*** Opening of GIVEN INFORMATION ***
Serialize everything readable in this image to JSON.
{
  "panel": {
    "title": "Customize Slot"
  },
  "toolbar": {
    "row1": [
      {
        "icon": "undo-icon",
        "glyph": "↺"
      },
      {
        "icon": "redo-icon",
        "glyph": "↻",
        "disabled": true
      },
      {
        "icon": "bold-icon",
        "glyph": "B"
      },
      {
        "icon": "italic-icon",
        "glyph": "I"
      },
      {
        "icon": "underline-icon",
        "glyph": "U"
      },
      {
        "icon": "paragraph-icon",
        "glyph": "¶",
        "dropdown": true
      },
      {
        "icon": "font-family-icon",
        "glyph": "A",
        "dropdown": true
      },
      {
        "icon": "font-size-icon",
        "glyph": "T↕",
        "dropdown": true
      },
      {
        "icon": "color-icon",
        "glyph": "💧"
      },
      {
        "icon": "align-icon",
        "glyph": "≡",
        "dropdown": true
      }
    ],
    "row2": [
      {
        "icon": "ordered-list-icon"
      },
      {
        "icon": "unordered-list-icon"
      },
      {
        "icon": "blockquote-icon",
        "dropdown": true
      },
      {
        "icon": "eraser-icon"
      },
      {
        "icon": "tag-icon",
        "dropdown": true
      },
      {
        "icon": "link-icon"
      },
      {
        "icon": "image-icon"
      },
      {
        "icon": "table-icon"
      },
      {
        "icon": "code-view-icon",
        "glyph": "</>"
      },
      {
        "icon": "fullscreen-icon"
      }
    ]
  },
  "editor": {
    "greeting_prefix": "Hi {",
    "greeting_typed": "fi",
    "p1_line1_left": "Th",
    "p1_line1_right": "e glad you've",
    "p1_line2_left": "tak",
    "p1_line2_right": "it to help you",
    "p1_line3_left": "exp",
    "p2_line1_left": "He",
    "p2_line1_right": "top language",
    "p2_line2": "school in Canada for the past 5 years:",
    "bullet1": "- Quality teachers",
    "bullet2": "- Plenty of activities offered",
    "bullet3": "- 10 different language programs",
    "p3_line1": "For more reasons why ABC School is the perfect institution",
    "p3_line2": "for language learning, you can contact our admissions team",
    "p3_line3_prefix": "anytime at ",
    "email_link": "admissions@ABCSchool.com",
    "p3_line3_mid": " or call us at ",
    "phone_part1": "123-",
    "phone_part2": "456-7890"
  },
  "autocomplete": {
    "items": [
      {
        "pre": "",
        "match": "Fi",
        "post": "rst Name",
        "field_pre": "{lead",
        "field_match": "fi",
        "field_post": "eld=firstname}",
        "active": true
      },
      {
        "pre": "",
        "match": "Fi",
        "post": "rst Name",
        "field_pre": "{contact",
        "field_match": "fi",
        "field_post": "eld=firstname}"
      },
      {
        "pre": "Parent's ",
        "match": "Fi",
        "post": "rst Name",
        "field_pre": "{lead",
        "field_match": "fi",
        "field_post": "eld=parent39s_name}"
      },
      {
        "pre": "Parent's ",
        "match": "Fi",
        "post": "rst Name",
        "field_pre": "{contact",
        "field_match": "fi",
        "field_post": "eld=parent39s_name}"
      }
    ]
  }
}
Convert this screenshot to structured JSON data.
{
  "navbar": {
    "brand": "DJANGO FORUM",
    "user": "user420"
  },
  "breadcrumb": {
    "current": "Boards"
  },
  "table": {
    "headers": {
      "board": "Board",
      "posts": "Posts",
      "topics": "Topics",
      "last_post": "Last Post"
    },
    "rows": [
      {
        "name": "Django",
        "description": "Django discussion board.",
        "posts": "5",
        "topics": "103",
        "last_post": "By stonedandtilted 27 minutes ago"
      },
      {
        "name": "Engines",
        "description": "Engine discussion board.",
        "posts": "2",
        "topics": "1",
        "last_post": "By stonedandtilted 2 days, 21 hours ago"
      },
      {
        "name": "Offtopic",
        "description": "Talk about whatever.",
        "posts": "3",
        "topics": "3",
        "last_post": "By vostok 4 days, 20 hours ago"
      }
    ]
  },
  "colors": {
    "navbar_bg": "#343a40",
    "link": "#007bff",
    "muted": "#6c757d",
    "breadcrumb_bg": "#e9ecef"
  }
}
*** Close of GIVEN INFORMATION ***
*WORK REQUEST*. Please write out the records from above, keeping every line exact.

*RESPONSE*.
Serialize everything readable in this image to JSON.
{
  "panel": {
    "title": "Customize Slot"
  },
  "toolbar": {
    "row1": [
      {
        "icon": "undo-icon",
        "glyph": "↺"
      },
      {
        "icon": "redo-icon",
        "glyph": "↻",
        "disabled": true
      },
      {
        "icon": "bold-icon",
        "glyph": "B"
      },
      {
        "icon": "italic-icon",
        "glyph": "I"
      },
      {
        "icon": "underline-icon",
        "glyph": "U"
      },
      {
        "icon": "paragraph-icon",
        "glyph": "¶",
        "dropdown": true
      },
      {
        "icon": "font-family-icon",
        "glyph": "A",
        "dropdown": true
      },
      {
        "icon": "font-size-icon",
        "glyph": "T↕",
        "dropdown": true
      },
      {
        "icon": "color-icon",
        "glyph": "💧"
      },
      {
        "icon": "align-icon",
        "glyph": "≡",
        "dropdown": true
      }
    ],
    "row2": [
      {
        "icon": "ordered-list-icon"
      },
      {
        "icon": "unordered-list-icon"
      },
      {
        "icon": "blockquote-icon",
        "dropdown": true
      },
      {
        "icon": "eraser-icon"
      },
      {
        "icon": "tag-icon",
        "dropdown": true
      },
      {
        "icon": "link-icon"
      },
      {
        "icon": "image-icon"
      },
      {
        "icon": "table-icon"
      },
      {
        "icon": "code-view-icon",
        "glyph": "</>"
      },
      {
        "icon": "fullscreen-icon"
      }
    ]
  },
  "editor": {
    "greeting_prefix": "Hi {",
    "greeting_typed": "fi",
    "p1_line1_left": "Th",
    "p1_line1_right": "e glad you've",
    "p1_line2_left": "tak",
    "p1_line2_right": "it to help you",
    "p1_line3_left": "exp",
    "p2_line1_left": "He",
    "p2_line1_right": "top language",
    "p2_line2": "school in Canada for the past 5 years:",
    "bullet1": "- Quality teachers",
    "bullet2": "- Plenty of activities offered",
    "bullet3": "- 10 different language programs",
    "p3_line1": "For more reasons why ABC School is the perfect institution",
    "p3_line2": "for language learning, you can contact our admissions team",
    "p3_line3_prefix": "anytime at ",
    "email_link": "admissions@ABCSchool.com",
    "p3_line3_mid": " or call us at ",
    "phone_part1": "123-",
    "phone_part2": "456-7890"
  },
  "autocomplete": {
    "items": [
      {
        "pre": "",
        "match": "Fi",
        "post": "rst Name",
        "field_pre": "{lead",
        "field_match": "fi",
        "field_post": "eld=firstname}",
        "active": true
      },
      {
        "pre": "",
        "match": "Fi",
        "post": "rst Name",
        "field_pre": "{contact",
        "field_match": "fi",
        "field_post": "eld=firstname}"
      },
      {
        "pre": "Parent's ",
        "match": "Fi",
        "post": "rst Name",
        "field_pre": "{lead",
        "field_match": "fi",
        "field_post": "eld=parent39s_name}"
      },
      {
        "pre": "Parent's ",
        "match": "Fi",
        "post": "rst Name",
        "field_pre": "{contact",
        "field_match": "fi",
        "field_post": "eld=parent39s_name}"
      }
    ]
  }
}
Convert this screenshot to structured JSON data.
{
  "navbar": {
    "brand": "DJANGO FORUM",
    "user": "user420"
  },
  "breadcrumb": {
    "current": "Boards"
  },
  "table": {
    "headers": {
      "board": "Board",
      "posts": "Posts",
      "topics": "Topics",
      "last_post": "Last Post"
    },
    "rows": [
      {
        "name": "Django",
        "description": "Django discussion board.",
        "posts": "5",
        "topics": "103",
        "last_post": "By stonedandtilted 27 minutes ago"
      },
      {
        "name": "Engines",
        "description": "Engine discussion board.",
        "posts": "2",
        "topics": "1",
        "last_post": "By stonedandtilted 2 days, 21 hours ago"
      },
      {
        "name": "Offtopic",
        "description": "Talk about whatever.",
        "posts": "3",
        "topics": "3",
        "last_post": "By vostok 4 days, 20 hours ago"
      }
    ]
  },
  "colors": {
    "navbar_bg": "#343a40",
    "link": "#007bff",
    "muted": "#6c757d",
    "breadcrumb_bg": "#e9ecef"
  }
}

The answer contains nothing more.